Can HBO’s Game of Thrones Spinoff Live Up to the Hype?
House of the Dragon will appear in a very different entertainment landscape than the one that existed when Game of Thrones premiered.
Game of Thrones went off the air on HBO three years ago, but the world of Westeros will return this year with the arrival of House of the Dragon, the first Game of Thrones spinoff.
The new show, set a few centuries before the events of Game of Thrones, follows the rise of House Targaryen, one of the dynasties from the original series. The showrunners are Ryan Condal and Miguel Sapochnik. And while book author George R.R. Martin is involved with the show, original showrunners D.B. Weiss and David Benioff are not. The series will arrive on HBO and HBO Max on August 21.
While a teaser trailer was released last fall, a new one has arrived with more footage.
Lasting a little under two minutes, the teaser looks much like Game of Thrones. There are battles, castles, dragons, and people plotting for the throne, all of which were features of the original show.
“History does not remember blood, it remembers names,” a character says in the teaser. And indeed, the teaser includes several familiar surnames from the series, including Targaryen and Baratheon.
When it arrives, House of the Dragon will appear in a very different entertainment landscape than the one that existed when Game of Thrones premiered back in 2012. Back then, HBO’s model was all about driving subscriptions to its cable channel while also gaining some revenue from sales of DVDs and Blu-rays.

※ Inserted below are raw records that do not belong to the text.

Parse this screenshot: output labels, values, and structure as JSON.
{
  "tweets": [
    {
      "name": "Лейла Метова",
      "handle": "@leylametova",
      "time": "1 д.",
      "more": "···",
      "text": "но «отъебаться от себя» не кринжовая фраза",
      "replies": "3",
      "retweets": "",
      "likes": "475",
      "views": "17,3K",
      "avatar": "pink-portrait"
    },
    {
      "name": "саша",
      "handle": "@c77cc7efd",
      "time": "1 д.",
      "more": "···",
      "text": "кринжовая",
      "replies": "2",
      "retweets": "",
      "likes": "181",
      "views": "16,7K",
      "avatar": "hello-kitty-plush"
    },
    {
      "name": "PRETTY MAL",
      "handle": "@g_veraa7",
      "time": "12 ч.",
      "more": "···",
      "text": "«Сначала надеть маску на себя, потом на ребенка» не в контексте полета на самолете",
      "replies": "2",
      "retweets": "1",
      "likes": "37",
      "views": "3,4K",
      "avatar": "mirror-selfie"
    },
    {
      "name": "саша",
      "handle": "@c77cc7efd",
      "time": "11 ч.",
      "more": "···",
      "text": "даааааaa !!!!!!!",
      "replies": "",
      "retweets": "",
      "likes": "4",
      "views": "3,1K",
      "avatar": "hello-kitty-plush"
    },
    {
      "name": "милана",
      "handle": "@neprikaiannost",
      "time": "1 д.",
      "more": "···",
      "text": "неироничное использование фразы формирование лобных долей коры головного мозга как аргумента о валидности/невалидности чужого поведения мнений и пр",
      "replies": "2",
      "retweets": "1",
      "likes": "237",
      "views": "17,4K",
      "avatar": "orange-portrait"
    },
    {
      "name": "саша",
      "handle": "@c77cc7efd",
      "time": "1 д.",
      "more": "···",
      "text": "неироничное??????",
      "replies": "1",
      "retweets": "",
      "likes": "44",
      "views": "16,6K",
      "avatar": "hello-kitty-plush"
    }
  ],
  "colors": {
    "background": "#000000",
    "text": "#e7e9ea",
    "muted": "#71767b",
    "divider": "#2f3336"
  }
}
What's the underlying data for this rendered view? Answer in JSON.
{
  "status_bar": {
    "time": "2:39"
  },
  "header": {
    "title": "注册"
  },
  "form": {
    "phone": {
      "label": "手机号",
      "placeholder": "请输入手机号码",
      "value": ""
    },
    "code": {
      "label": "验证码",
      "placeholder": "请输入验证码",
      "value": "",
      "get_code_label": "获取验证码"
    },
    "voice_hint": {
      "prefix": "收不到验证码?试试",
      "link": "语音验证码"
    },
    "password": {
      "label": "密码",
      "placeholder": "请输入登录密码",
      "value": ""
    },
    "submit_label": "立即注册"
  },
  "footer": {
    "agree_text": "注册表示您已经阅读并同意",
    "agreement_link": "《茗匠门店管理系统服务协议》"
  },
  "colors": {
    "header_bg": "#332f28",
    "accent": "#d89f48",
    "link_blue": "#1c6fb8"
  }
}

Over the course of the show’s seven-year run, things slowly changed, with streaming quickly emerging and some fans demanding the ability to pay for a streaming subscription to the channel. That eventually happened with the launch of HBO Now in 2015, which was eventually expanded to HBO Max. Notably, Game of Thrones was the most frequently pirated show on television for most of its run.
In addition, HBO’s parent company, formerly Time Warner, then WarnerMedia, and now Warner Brothers Discovery, has been sold twice since the heyday of Game of Thrones.
And there’s also much more competition, both broadly and in the specific fantasy genre. An Amazon Prime adaption of Lord of the Rings—The Lord of the Rings: The Rings of Power—is scheduled to debut on September 2, just two weeks after House of the Dragon.
It was recently reported by Variety that HBO is paying less than $20 million per episode for House of the Dragon, which is more than Game of Thrones cost for most of its run but is still less than some other current shows, like Netflix’s Stranger Things. This is largely because the show has not hired A-list actors, and also because HBO has a lot of experience efficiently producing complex TV productions.
Stephen Silver, a technology writer for The National Interest, is a journalist, essayist and film critic, who is also a contributor to The Philadelphia Inquirer, Philly Voice, Philadelphia Weekly, the Jewish Telegraphic Agency, Living Life Fearless, Backstage magazine, Broad Street Review and Splice Today. The co-founder of the Philadelphia Film Critics Circle, Stephen lives in suburban Philadelphia with his wife and two sons. Follow him on Twitter at @StephenSilver